[Items from an interface collection]
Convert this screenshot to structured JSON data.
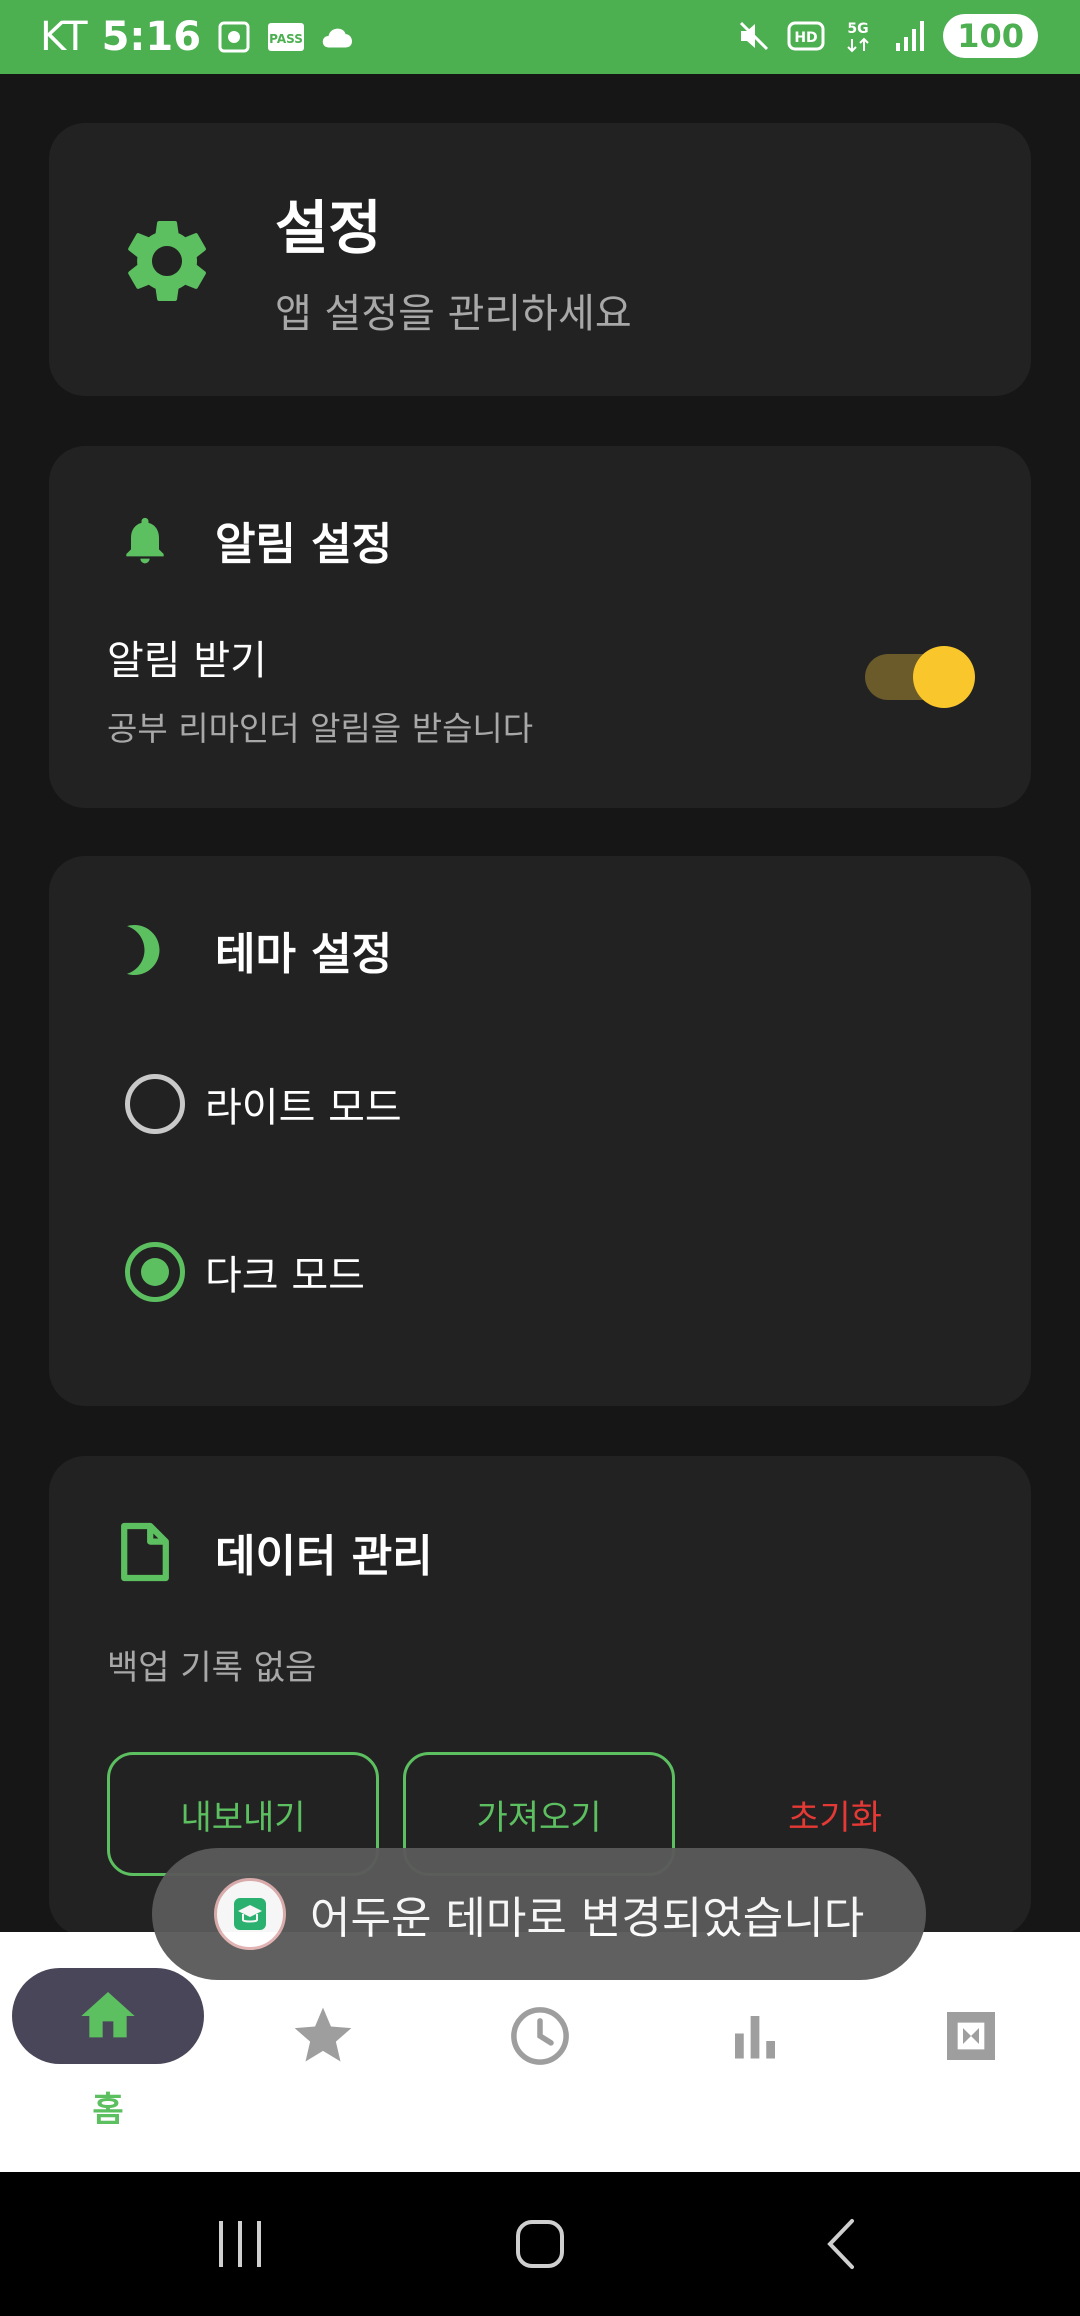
{
  "statusbar": {
    "carrier": "KT",
    "time": "5:16",
    "battery": "100",
    "icons": [
      "screenshot-icon",
      "pass-icon",
      "cloud-icon",
      "mute-icon",
      "hd-icon",
      "5g-icon",
      "signal-icon"
    ]
  },
  "header": {
    "title": "설정",
    "subtitle": "앱 설정을 관리하세요",
    "icon": "gear-icon"
  },
  "notification": {
    "title": "알림 설정",
    "icon": "bell-icon",
    "option_label": "알림 받기",
    "option_desc": "공부 리마인더 알림을 받습니다",
    "enabled": true
  },
  "theme": {
    "title": "테마 설정",
    "icon": "moon-icon",
    "options": [
      {
        "label": "라이트 모드",
        "selected": false
      },
      {
        "label": "다크 모드",
        "selected": true
      }
    ]
  },
  "data": {
    "title": "데이터 관리",
    "icon": "document-icon",
    "backup_status": "백업 기록 없음",
    "export_label": "내보내기",
    "import_label": "가져오기",
    "reset_label": "초기화"
  },
  "toast": {
    "message": "어두운 테마로 변경되었습니다"
  },
  "bottomnav": {
    "items": [
      {
        "icon": "home-icon",
        "label": "홈",
        "active": true
      },
      {
        "icon": "star-icon",
        "label": "",
        "active": false
      },
      {
        "icon": "clock-icon",
        "label": "",
        "active": false
      },
      {
        "icon": "bar-chart-icon",
        "label": "",
        "active": false
      },
      {
        "icon": "settings-icon",
        "label": "",
        "active": false
      }
    ]
  },
  "colors": {
    "accent": "#5CBF60",
    "statusbar": "#4CAF50",
    "background": "#161616",
    "card": "#222222",
    "toggle_knob": "#F9C62B",
    "danger": "#E53935"
  }
}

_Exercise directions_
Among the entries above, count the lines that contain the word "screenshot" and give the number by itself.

_Answer box_
2